Ed Czerwien, market analyst based in Amarillo, Texas, offers a concise summary of last week's beef cutout trade where prices continued to decline.
The outlook on 2020 marketing turned especially muddy after COVID-19. But you still have calves to sell and plans to put in place. Here's Harlan's thoughts on what we might see.
Feedyards were adapting to changing dynamics in the beef business long before COVID-19 was a household word.
Proposed legislation requires 50% of fed cattle be bought on the cash market.
Calf prices this fall could be higher than last year.
Cash prices decline as competition for hook space increases.

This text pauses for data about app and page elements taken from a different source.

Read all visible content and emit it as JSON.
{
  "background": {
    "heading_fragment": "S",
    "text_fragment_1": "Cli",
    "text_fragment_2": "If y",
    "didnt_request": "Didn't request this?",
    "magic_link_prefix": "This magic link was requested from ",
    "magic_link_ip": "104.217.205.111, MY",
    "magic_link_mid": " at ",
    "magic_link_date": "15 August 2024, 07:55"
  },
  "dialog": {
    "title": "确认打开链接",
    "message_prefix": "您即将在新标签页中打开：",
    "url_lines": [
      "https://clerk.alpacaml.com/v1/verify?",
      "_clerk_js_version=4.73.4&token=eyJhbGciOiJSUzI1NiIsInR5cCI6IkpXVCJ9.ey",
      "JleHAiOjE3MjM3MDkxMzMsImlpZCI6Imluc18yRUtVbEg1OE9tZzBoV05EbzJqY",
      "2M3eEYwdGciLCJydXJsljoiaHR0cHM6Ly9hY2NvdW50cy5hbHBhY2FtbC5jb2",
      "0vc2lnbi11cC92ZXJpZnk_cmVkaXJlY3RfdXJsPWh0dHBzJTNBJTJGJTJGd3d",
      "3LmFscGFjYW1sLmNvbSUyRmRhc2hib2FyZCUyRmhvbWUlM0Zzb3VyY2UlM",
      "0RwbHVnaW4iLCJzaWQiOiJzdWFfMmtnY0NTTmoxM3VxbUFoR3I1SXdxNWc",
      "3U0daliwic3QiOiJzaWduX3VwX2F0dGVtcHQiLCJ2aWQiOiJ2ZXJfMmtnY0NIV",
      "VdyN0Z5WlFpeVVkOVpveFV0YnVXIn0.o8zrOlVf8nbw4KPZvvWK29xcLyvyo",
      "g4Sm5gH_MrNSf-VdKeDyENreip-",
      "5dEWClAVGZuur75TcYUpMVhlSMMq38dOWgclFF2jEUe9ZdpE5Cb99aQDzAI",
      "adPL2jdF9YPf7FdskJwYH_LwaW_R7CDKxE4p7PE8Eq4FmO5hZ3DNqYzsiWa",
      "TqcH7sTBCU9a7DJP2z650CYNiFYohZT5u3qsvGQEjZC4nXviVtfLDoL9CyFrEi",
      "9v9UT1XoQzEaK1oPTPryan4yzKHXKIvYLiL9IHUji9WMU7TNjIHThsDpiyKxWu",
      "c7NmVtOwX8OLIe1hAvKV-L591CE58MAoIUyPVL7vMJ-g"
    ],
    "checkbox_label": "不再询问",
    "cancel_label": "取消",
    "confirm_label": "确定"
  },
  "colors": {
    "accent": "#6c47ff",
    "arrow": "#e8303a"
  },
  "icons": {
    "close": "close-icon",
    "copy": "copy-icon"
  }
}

According to May 1 feeder cattle inventory figures, large numbers of feeder cattle are outside feedyards. Value-added management and subsequent marketing is more important than ever.
Want to change the cattle market? Remember the law of unintended consequences.
Ethanol plants are being idled because of decreased gasoline demand. All the while, ethanol inventory in storage grows bigger.
Forget about a chicken or tuna salad sandwich or even a faux-meat veggie burger, hot all-beef burgers rule.